The Compliquée collection now has seven models which include the ‘Winter Egg’ variants. Dalliance is another high-jewellery collection, embellished with emeralds, diamonds and mother-of-pearl. In contrast, the Flirt collection offers minimalist, colourful designs with a two-tier lacquer dial encased in gold.
For gentlemen, Fabergé offers two collections. The Visionnaire collection has two variants – the DTZ which displays two timezones simultaneously and the Chronograph – both are masculine, bold, multi-faceted and standout timepieces. In contrast, Altruist is a collection of minimalist yet elegant timepieces with a hand-engraved guilloché enamel dial and an 18-carat white or rose gold case.
Without a doubt, the ‘creme de la ’crème’ of Fabergé’s creations are its bespoke objet d’art creations. Special commissions and gift-giving are cherished traditions at the very heart of Carl’s Fabergé. The Spirit of Ecstasy Fabergé Egg is the standout example here. As the name suggests, it was created in collaboration with Rolls-Royce in 2018.
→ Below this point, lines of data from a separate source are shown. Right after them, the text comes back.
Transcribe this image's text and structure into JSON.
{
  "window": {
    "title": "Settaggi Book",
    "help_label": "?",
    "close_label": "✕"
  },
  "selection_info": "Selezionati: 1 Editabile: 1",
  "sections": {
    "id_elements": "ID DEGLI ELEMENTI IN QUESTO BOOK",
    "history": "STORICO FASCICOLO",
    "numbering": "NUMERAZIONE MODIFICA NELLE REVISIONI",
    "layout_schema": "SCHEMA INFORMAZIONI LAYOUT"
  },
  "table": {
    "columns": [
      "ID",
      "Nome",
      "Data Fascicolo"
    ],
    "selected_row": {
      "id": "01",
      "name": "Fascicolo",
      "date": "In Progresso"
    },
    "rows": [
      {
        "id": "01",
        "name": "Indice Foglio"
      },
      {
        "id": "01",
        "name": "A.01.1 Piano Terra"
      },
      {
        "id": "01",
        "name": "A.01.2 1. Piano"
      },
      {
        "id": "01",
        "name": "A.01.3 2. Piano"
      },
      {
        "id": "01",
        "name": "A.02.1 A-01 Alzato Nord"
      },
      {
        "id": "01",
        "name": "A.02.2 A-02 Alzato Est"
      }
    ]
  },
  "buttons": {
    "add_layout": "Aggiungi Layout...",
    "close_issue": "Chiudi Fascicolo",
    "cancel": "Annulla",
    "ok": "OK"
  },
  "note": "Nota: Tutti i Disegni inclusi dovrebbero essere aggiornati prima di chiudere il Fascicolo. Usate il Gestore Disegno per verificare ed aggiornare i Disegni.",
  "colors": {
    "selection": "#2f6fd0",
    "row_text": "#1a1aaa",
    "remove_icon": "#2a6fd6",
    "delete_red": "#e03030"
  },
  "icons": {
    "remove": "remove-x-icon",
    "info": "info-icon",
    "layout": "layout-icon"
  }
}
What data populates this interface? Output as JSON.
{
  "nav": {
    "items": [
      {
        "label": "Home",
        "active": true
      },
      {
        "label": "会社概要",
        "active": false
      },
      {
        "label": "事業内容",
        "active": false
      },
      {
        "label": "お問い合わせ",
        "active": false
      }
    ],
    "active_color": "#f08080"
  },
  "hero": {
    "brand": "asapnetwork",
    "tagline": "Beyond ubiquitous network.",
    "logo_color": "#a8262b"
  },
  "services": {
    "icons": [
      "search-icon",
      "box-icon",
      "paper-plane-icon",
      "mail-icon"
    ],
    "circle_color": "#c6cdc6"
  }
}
Standing 160mm tall and weighing 400g, the egg rests on an engine-turned, hand-engraved, purple enamel guilloché base of 18 karat white gold. Emanating from the base are twelve arms which outlines the silhouette of the egg and forms a protective outer cover for the emblem within. The bottom half of the twelve vanes are in polished rose gold and embellished with nearly 10 carats of round white diamonds. This gives way to natural amethyst, weighing over 390 carats, and specially selected for its purple colour saturation. By moving a discreet lever at the base, a highly complex mechanism causes the arms to open like a blossoming flower to reveal the Spirit of Ecstasy hand-sculpted in frosted rock crystal.
The resurrection of the Fabergé brand, as promised in the mission statement, has gone from strength to strength over the past decade under the stewardship of CEO Sean Gilbertson. Now, with such a rich array of precious materials at its disposal, and with advisers so deeply entrenched in Fabergé’s legacy, the outlook is positive indeed.